There is a lot of garbage on any topic on the internet, so we can’t be surprised if we find some S&OP garbage floating around. Sometimes though, it can come from somewhere you wouldn’t expect. In this case it came from a Professor Operations Planning & Control on a pretty respectable site, which I follow regularly.
I write this because I care about the topic. I have to remember it’s only a blog, but this crossed the line of S&OP decency, especially coming from a Professor. The first sentence of the blog ‘The first time I Learned about S&OP was in 1991’, is followed in the second paragraph with ‘It was only 15 years later that S&OP popped up again’. The rest of the blog actually sort of proofs that the writer hasn’t moved on with S&OP since 1991. The blog ends with ‘my advice: meetings, excel and KISS’……WTF?

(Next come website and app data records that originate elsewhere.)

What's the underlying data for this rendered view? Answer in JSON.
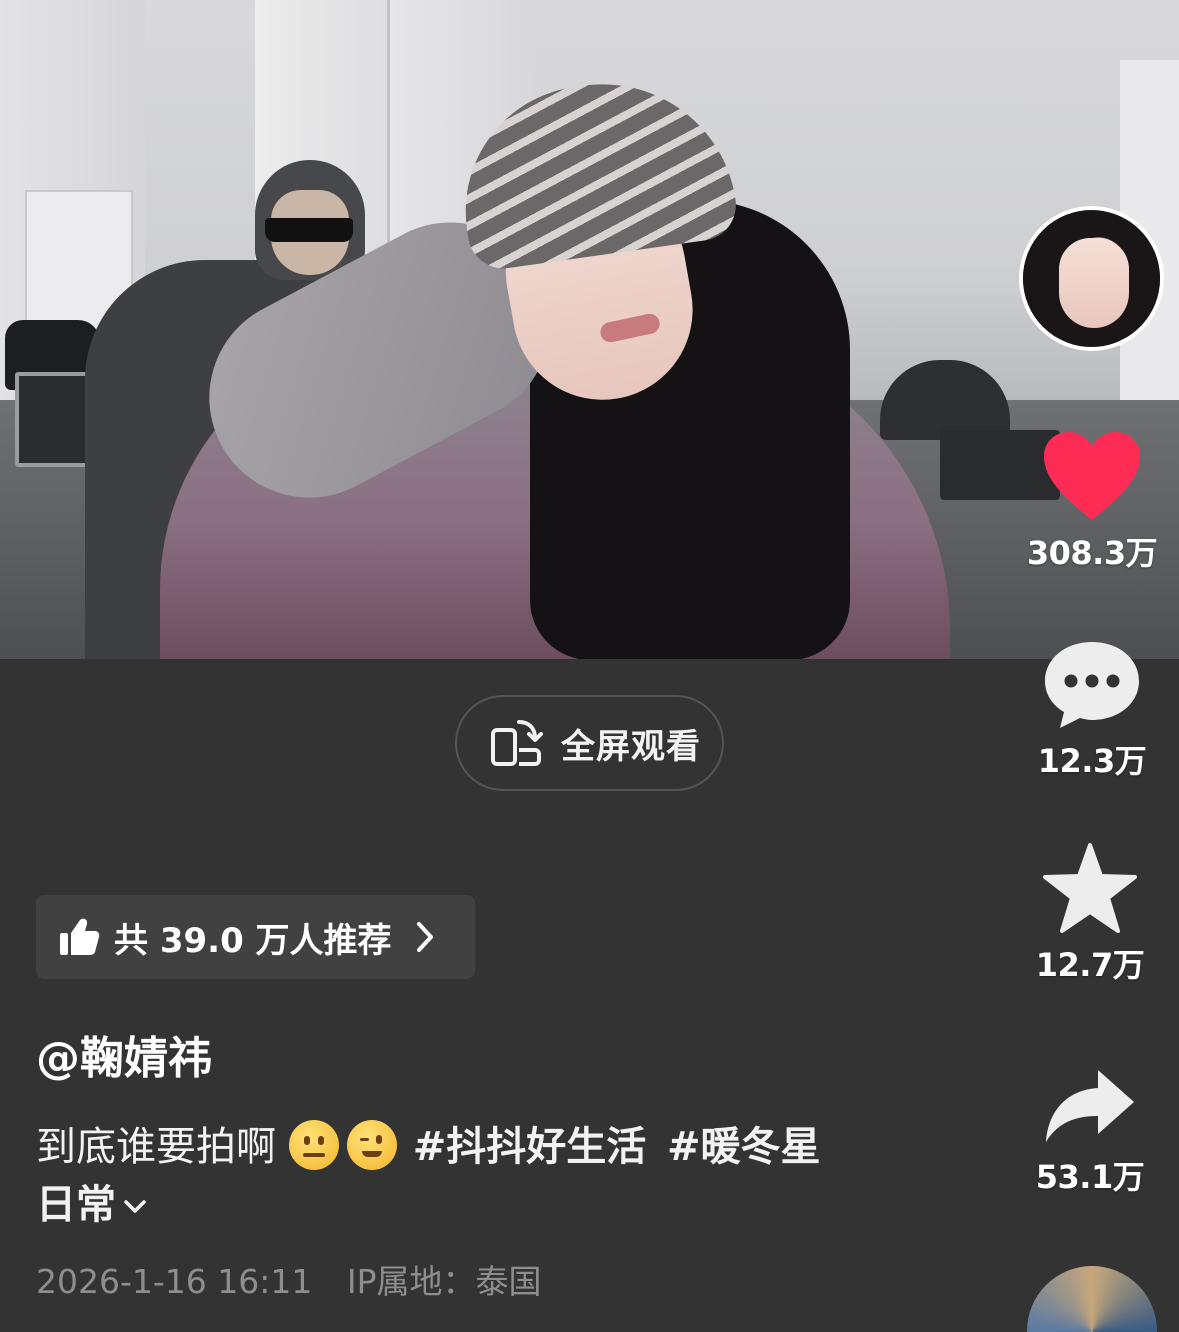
{
  "video": {
    "fullscreen_label": "全屏观看"
  },
  "rail": {
    "like_count": "308.3万",
    "comment_count": "12.3万",
    "favorite_count": "12.7万",
    "share_count": "53.1万",
    "like_color": "#fe2c55"
  },
  "recommend": {
    "label": "共 39.0 万人推荐"
  },
  "post": {
    "author": "@鞠婧祎",
    "caption_text": "到底谁要拍啊",
    "emojis": [
      "neutral-face-emoji",
      "winking-face-emoji"
    ],
    "hashtag_1": "#抖抖好生活",
    "hashtag_2": "#暖冬星",
    "hashtag_2_cont": "日常",
    "date": "2026-1-16 16:11",
    "ip_location": "IP属地：泰国"
  }
}
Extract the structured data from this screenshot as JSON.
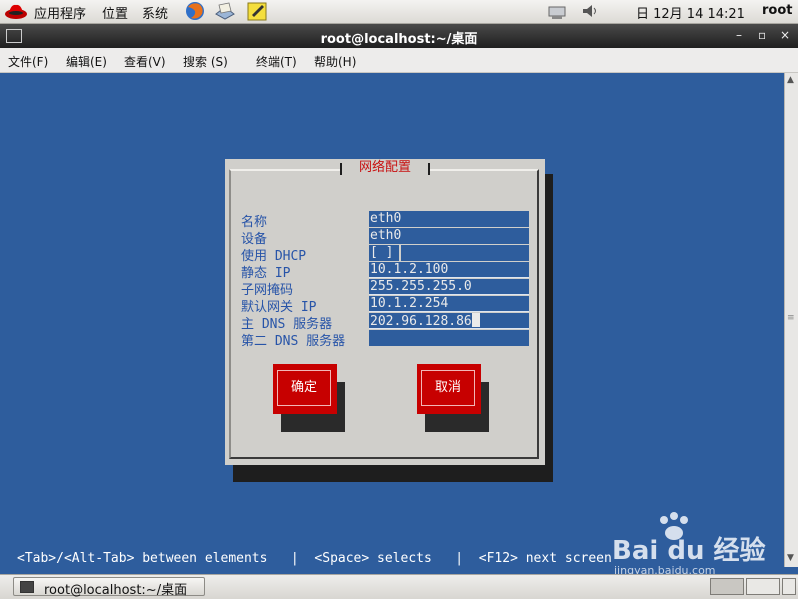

Have a read yourself and please let me know if I’m overreacting and I just have to accept that S&OP is a hot topic at the moment and everybody can say what they think about it. http://www.supplychainmovement.com/sop-the-single-plan-and-surprises/
And now over to the positive news is: Everybody can become an expert quit quickly. I tell you why.
It is almost 15 years ago that McKinsey asked me as a subject matter expert for a research interview on the development of e-marketplaces. I worked at IBM and was on top of the B2B alliances between IBM, i2, and Ariba. I went to i2 Tradematrix seminars in several countries and was on top of things. The internet and integrated planning dreams of then are now mostly reality. I still respect the visionary view of i2 back then, although this was all just before the IT bubble busted. But hey, at 26, I was the expert being interviewed by those smart guys from McKinsey. Cool huh?
I might just move on from S&OP and pick a small niche and start reading up. Before I know I’m one of few subject matter experts. As I’m working on developing an app with supply chain capability, I might just become an expert in apps!